◆ YOUR GOAL
Give each entry back by retyping it exactly as written.
═══ EXERCISE DATA ═══
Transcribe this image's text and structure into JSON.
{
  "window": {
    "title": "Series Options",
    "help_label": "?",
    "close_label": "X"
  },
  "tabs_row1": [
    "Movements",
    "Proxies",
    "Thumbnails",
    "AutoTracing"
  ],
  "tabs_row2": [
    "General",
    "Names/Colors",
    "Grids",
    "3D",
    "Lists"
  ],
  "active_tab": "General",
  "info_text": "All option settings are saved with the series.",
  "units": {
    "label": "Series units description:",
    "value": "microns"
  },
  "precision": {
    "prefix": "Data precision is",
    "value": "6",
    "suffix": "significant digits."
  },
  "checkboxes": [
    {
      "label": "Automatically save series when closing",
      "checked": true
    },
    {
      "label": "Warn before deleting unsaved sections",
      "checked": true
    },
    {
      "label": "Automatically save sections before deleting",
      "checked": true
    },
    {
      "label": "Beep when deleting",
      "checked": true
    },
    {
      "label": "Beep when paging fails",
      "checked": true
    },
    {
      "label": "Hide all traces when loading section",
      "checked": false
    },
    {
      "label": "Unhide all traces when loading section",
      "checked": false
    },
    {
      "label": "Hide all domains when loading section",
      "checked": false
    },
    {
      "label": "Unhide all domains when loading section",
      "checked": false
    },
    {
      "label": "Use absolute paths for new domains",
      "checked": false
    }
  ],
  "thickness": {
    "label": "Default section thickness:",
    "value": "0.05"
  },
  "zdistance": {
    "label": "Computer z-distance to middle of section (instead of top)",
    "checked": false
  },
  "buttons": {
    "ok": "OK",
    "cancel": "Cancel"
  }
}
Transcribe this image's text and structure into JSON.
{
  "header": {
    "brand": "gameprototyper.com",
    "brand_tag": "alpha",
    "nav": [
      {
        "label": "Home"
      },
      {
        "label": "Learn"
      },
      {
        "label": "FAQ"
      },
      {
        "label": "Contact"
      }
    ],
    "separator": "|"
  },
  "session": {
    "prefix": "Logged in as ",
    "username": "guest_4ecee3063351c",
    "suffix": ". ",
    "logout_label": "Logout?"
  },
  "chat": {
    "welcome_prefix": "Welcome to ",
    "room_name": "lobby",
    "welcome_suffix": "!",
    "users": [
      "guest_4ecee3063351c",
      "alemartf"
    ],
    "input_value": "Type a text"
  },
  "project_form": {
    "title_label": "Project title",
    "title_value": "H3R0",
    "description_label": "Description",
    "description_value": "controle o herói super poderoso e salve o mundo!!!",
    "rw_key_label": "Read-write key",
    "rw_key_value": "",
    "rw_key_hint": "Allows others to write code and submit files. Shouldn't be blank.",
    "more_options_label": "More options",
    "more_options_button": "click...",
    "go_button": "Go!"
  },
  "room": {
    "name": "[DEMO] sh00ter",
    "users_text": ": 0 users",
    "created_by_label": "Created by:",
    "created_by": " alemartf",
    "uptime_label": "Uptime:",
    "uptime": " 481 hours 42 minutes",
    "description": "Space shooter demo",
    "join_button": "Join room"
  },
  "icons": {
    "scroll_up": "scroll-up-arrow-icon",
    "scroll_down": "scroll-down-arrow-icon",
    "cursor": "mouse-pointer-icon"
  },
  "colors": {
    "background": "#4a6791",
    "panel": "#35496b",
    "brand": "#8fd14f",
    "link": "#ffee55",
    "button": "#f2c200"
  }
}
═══
◆ EXERCISE RESULT
Transcribe this image's text and structure into JSON.
{
  "window": {
    "title": "Series Options",
    "help_label": "?",
    "close_label": "X"
  },
  "tabs_row1": [
    "Movements",
    "Proxies",
    "Thumbnails",
    "AutoTracing"
  ],
  "tabs_row2": [
    "General",
    "Names/Colors",
    "Grids",
    "3D",
    "Lists"
  ],
  "active_tab": "General",
  "info_text": "All option settings are saved with the series.",
  "units": {
    "label": "Series units description:",
    "value": "microns"
  },
  "precision": {
    "prefix": "Data precision is",
    "value": "6",
    "suffix": "significant digits."
  },
  "checkboxes": [
    {
      "label": "Automatically save series when closing",
      "checked": true
    },
    {
      "label": "Warn before deleting unsaved sections",
      "checked": true
    },
    {
      "label": "Automatically save sections before deleting",
      "checked": true
    },
    {
      "label": "Beep when deleting",
      "checked": true
    },
    {
      "label": "Beep when paging fails",
      "checked": true
    },
    {
      "label": "Hide all traces when loading section",
      "checked": false
    },
    {
      "label": "Unhide all traces when loading section",
      "checked": false
    },
    {
      "label": "Hide all domains when loading section",
      "checked": false
    },
    {
      "label": "Unhide all domains when loading section",
      "checked": false
    },
    {
      "label": "Use absolute paths for new domains",
      "checked": false
    }
  ],
  "thickness": {
    "label": "Default section thickness:",
    "value": "0.05"
  },
  "zdistance": {
    "label": "Computer z-distance to middle of section (instead of top)",
    "checked": false
  },
  "buttons": {
    "ok": "OK",
    "cancel": "Cancel"
  }
}
Transcribe this image's text and structure into JSON.
{
  "header": {
    "brand": "gameprototyper.com",
    "brand_tag": "alpha",
    "nav": [
      {
        "label": "Home"
      },
      {
        "label": "Learn"
      },
      {
        "label": "FAQ"
      },
      {
        "label": "Contact"
      }
    ],
    "separator": "|"
  },
  "session": {
    "prefix": "Logged in as ",
    "username": "guest_4ecee3063351c",
    "suffix": ". ",
    "logout_label": "Logout?"
  },
  "chat": {
    "welcome_prefix": "Welcome to ",
    "room_name": "lobby",
    "welcome_suffix": "!",
    "users": [
      "guest_4ecee3063351c",
      "alemartf"
    ],
    "input_value": "Type a text"
  },
  "project_form": {
    "title_label": "Project title",
    "title_value": "H3R0",
    "description_label": "Description",
    "description_value": "controle o herói super poderoso e salve o mundo!!!",
    "rw_key_label": "Read-write key",
    "rw_key_value": "",
    "rw_key_hint": "Allows others to write code and submit files. Shouldn't be blank.",
    "more_options_label": "More options",
    "more_options_button": "click...",
    "go_button": "Go!"
  },
  "room": {
    "name": "[DEMO] sh00ter",
    "users_text": ": 0 users",
    "created_by_label": "Created by:",
    "created_by": " alemartf",
    "uptime_label": "Uptime:",
    "uptime": " 481 hours 42 minutes",
    "description": "Space shooter demo",
    "join_button": "Join room"
  },
  "icons": {
    "scroll_up": "scroll-up-arrow-icon",
    "scroll_down": "scroll-down-arrow-icon",
    "cursor": "mouse-pointer-icon"
  },
  "colors": {
    "background": "#4a6791",
    "panel": "#35496b",
    "brand": "#8fd14f",
    "link": "#ffee55",
    "button": "#f2c200"
  }
}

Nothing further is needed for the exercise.